Mahathir will certainly go down in history as a hero who had saved the country. Having said that, at 92, Mahathir is not exactly in his prime and the same goes to the 70-year-old PM in waiting. The younger leaders in PH show a lot of promise. The likes of Tony Pua, formerly an ASEAN scholar in RI and RJC who went on to do Economics, Philosophy and Politics in Oxford, are masters of social media.
Yes, with people able to look beyond the immediate goodies, Malaysians have demonstrated to me that they have the courage and determination to make use of the democratic process to change the future of the country. I knew this would happen sooner or later and I’m definitely going to make Malaysia one of my retirement homes. The question that inevitably strikes the minds of Singaporeans is, can this happen here? Some have used their imagination to put together a dream team of former PAP members and current opposition members. They analysed Mahathir’s strategies and speculated on how the game could be won. I’m far less optimistic. Sunzi’s art of war emphasises on right timing, favourable terrain and human factors. While Malaysia had all three this time round (and it’s really the people who defeated Najib, not Mahathir) , Singapore is going to miss out on the third factor for a very long time for the simple reason that too many people are contented and not bothered with right and wrong. So what if the government keeps taxing us indirectly to provide itself with a super wide margin of safety for itself at our expense? People are still surviving. They are still shopping, buying cars and going on holidays. Why rock the boat when you can’t see what’s going to happen to your kids and their kids?
“As to growth in GDP, it can be obtained very easily by loading future generations with debt – and the future economy may collapse upon the need to repay such debt.” – Nassim Nicholas Taleb
Amid all the cheering on this side of the Causeway, there are still a lot of myopic Singaporeans who think that it’s a catastrophe for Malaysia now that the ruling party is vanquished. Markets will be in turmoil and the Ringgit would be even “cheaper”. I don’t see why our leaders should be worried about increasing GST instead of scrapping it. People here have grown so rigid (even more so than 92-year-old) that they can’t handle a bit of teething pain.
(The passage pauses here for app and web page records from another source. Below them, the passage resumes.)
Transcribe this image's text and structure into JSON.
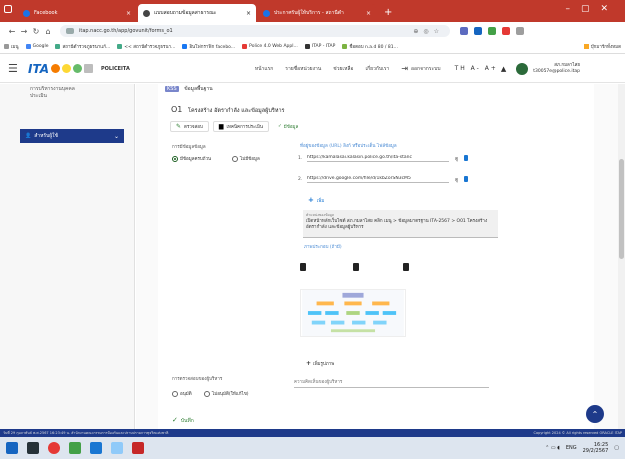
{
  "browser": {
    "tabs": [
      {
        "title": "Facebook",
        "active": false
      },
      {
        "title": "แบบสอบถามข้อมูลสาธารณะ",
        "active": true
      },
      {
        "title": "ประกาศรับผู้ให้บริการ - สถานีตำ",
        "active": false
      }
    ],
    "new_tab": "+",
    "url": "itap.nacc.go.th/app/govunit/forms_o1",
    "bookmarks": [
      "เมนู",
      "Google",
      "สถานีตำรวจภูธรนาแก้...",
      "<< สถานีตำรวจภูธรนา...",
      "อินโฟกราฟิก facebo...",
      "Police 4.0 Web Appl...",
      "ITAP - ITAP",
      "ชื่อตอบ n.a.d 80 / 81..."
    ],
    "bookmarks_right": "บุ๊กมาร์กทั้งหมด"
  },
  "header": {
    "brand": "POLICEITA",
    "nav": [
      "หน้าแรก",
      "รายชื่อหน่วยงาน",
      "ช่วยเหลือ",
      "เกี่ยวกับเรา",
      "ออกจากระบบ"
    ],
    "font_controls": "TH A- A+",
    "user_name": "สภ.กมลาไสย",
    "user_email": "t30057e@police.itap"
  },
  "sidebar": {
    "prev_item": "การบริหารงานบุคคล\nประเมิน",
    "active_item": "สำหรับผู้ใช้"
  },
  "main": {
    "section_badge": "KSS",
    "section_title": "ข้อมูลพื้นฐาน",
    "item_code": "O1",
    "item_title": "โครงสร้าง อัตรากำลัง และข้อมูลผู้บริหาร",
    "buttons": {
      "edit": "ตรวจสอบ",
      "print": "เทคนิคการประเมิน",
      "done": "มีข้อมูล"
    },
    "data_label": "การมีข้อมูลข้อมูล",
    "radio_has": "มีข้อมูลครบถ้วน",
    "radio_none": "ไม่มีข้อมูล",
    "links_header": "ที่อยู่ของข้อมูล (URL) ลิงก์ หรือประเด็น ไฟล์ข้อมูล",
    "links": [
      {
        "num": "1.",
        "url": "https://kamalasai.kalasin.police.go.th/ita-stanc",
        "action": "ดู"
      },
      {
        "num": "2.",
        "url": "https://drive.google.com/file/d/1kbZorSN3cM5",
        "action": "ดู"
      }
    ],
    "add_link": "เพิ่ม",
    "path_label": "ตำแหน่งของข้อมูล",
    "path_value": "เปิดหน้าหลักเว็บไซต์ สภ.กมลาไสย คลิก เมนู > ข้อมูลมาตรฐาน ITA-2567 > O01 โครงสร้าง อัตรากำลัง และข้อมูลผู้บริหาร",
    "images_label": "ภาพประกอบ (ถ้ามี)",
    "add_image": "เพิ่มรูปภาพ",
    "check_label": "การตรวจสอบของผู้บริหาร",
    "responsible_placeholder": "ความคิดเห็นของผู้บริหาร",
    "approve_yes": "อนุมัติ",
    "approve_no": "ไม่อนุมัติ(ให้แก้ไข)",
    "save": "บันทึก"
  },
  "statusbar": {
    "left": "วันที่ 29 กุมภาพันธ์ พ.ศ.2567 16:23:49 น. สำนักงานคณะกรรมการป้องกันและปราบปรามการทุจริตแห่งชาติ",
    "right": "Copyright 2024 © All rights reserved   ORACLE   ITAP"
  },
  "taskbar": {
    "lang": "ENG",
    "time": "16:25",
    "date": "29/2/2567"
  },
  "colors": {
    "tab_strip": "#c0392b",
    "sidebar_active": "#1e3a8a",
    "accent_green": "#2e7d32",
    "link_blue": "#1976d2"
  }
}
For all of Mahathir’s sins and mistakes, including things like Project IC and not limited to saying stupid things and shooting himself in the foot, he is now a hero, having acted as a representative to remove the Malaysian people’s nemesis. I guess it’s easier to remove your protege than to remove your own son.